Inspired by the then recent reports concerning the mysterious Yeti, fueled in part by Sir Edmund Hillary’s photographs of large footprints while ascending Mt. Everest in 1953 as well as the 1954 Snowman Expedition (sponsored by the Daily Mail of all things), The Abominable Snowman plays against our expectations of a Hammer monster movie by having the titular creature not some blood crazed beast intent on killing everything with a normal shoe size but a creature that is determined to hide from man, waiting patiently to reclaim their world again once the ape-upstarts have destroyed themselves.

Their only acts of aggression against the humans is with a subtle use of telekinesis and telepathy, slowly driving the group mad as broken radios continue to broadcast and dead companions cry from the snowy wastes.

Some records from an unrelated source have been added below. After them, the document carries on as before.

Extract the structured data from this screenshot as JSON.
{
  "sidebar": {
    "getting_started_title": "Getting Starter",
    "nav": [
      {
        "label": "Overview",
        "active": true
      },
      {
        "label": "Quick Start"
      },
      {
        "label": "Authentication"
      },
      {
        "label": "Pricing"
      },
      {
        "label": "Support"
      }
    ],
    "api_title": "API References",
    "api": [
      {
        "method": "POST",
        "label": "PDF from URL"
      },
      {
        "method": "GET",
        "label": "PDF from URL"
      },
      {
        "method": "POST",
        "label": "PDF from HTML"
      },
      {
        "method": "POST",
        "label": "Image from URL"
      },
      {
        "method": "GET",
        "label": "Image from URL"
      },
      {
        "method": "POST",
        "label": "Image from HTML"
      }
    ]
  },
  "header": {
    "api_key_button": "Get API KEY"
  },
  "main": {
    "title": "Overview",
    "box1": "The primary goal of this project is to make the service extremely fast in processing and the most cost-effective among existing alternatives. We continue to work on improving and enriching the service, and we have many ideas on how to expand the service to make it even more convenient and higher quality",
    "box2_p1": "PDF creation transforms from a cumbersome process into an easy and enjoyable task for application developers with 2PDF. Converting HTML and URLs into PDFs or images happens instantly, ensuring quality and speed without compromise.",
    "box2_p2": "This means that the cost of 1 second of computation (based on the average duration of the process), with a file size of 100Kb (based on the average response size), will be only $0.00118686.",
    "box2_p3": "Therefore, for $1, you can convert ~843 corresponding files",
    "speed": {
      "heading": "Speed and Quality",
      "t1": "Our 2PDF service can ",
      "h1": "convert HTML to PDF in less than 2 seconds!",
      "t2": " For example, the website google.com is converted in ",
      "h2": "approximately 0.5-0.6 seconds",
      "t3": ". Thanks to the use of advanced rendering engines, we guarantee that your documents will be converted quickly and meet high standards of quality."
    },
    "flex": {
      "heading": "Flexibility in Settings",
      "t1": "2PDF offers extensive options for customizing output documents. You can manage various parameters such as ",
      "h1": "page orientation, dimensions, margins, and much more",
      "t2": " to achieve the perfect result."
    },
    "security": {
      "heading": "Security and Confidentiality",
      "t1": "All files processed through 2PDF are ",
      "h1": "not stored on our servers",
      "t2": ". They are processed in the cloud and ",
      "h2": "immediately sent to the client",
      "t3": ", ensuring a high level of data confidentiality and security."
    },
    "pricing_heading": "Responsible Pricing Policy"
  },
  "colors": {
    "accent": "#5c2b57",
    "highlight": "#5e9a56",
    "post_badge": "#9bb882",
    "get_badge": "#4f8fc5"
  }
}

It's themes like this that not only would Kneale revisit but so would Doctor Who especially in its Quatermass inspired series 7, much to the writers chagrin.

"Brrrraaaa Shuper Ted! Do you require any scissors sonically sharpening?"

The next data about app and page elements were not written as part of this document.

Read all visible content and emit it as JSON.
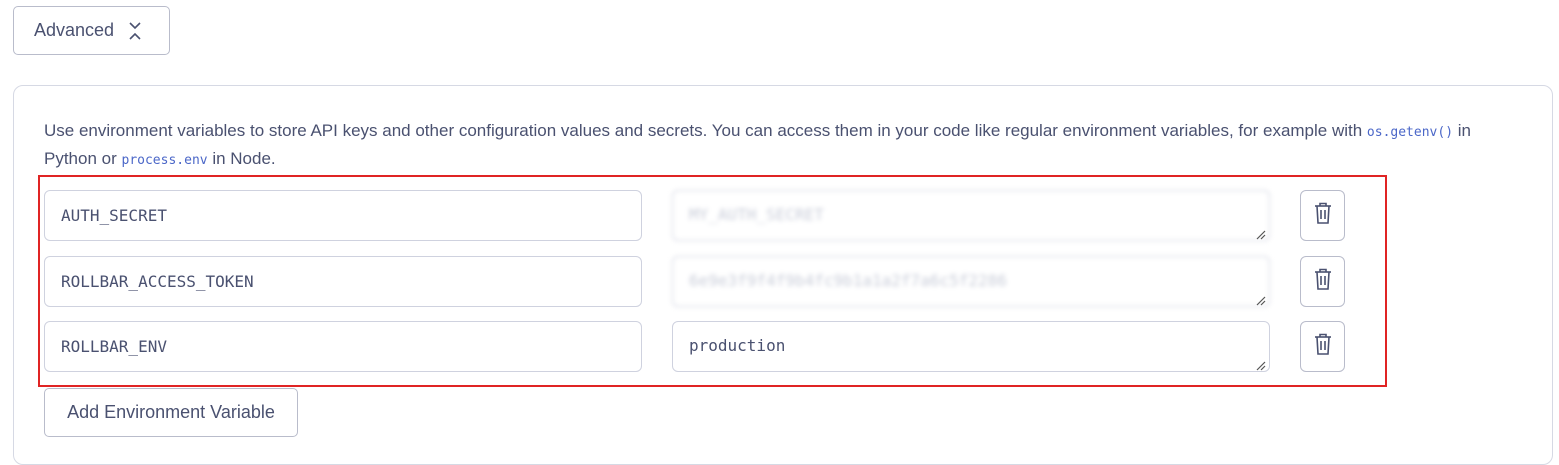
{
  "advanced": {
    "label": "Advanced",
    "icon": "chevrons-collapse-icon"
  },
  "panel": {
    "description": {
      "before": "Use environment variables to store API keys and other configuration values and secrets. You can access them in your code like regular environment variables, for example with ",
      "code1": "os.getenv()",
      "middle": " in Python or ",
      "code2": "process.env",
      "after": " in Node."
    },
    "env_vars": [
      {
        "key": "AUTH_SECRET",
        "value": "MY_AUTH_SECRET",
        "masked": true
      },
      {
        "key": "ROLLBAR_ACCESS_TOKEN",
        "value": "6e9e3f9f4f9b4fc9b1a1a2f7a6c5f2286",
        "masked": true
      },
      {
        "key": "ROLLBAR_ENV",
        "value": "production",
        "masked": false
      }
    ],
    "add_button_label": "Add Environment Variable"
  },
  "colors": {
    "highlight_border": "#e02424",
    "code": "#4b67c8",
    "text": "#4a5170"
  }
}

Unfortunately this wasn't what folk were looking for and The Abominable Snowman failed to find an audience at the box office.

But whilst the film is a wee bit of an undiscovered classic it's not all perfect,  Tucker is a wee bit of a set-chewing Shouty Kenneth but with the original being lost who knows if Baker was any subtler, plus the addition of Helen and Fox to the story adds nothing to it except a wee bit of a saucy thrill for any viewers with a 50s secretarial sex-fetish when Connell wanders passed in her fluffy oversized PJs and walking boots.

But just because the film was a wee bit of a flop doesn't make it any less enjoyable plus it's head and shoulders above most of the horror output of the time.

Bizarrely enough tho' we should really be thankful for it's less than stellar box office as its due to its relative failure plus the diminishing returns of Quatermass II the same year that Hammer decided to re-invent their horror output for a rapidly approaching new decade.

For it was later that very year that the company unleashed The Curse of Frankenstein, quickly followed by the horror powerhouse that is Dracula, changing the face of British horror cinema with it's new found focus on blood, boobs and bare flesh forever.

Thursday, September 13, 2018

people you fancy but shouldn't (part 81).

Paige Hardaway (as played by Jenna Boyd) from Atypical.
Just because.

Wednesday, September 12, 2018

do you mind if i smoke?

RiP Carry on Screaming sexpot, the fantastically foxy Fenella Fielding.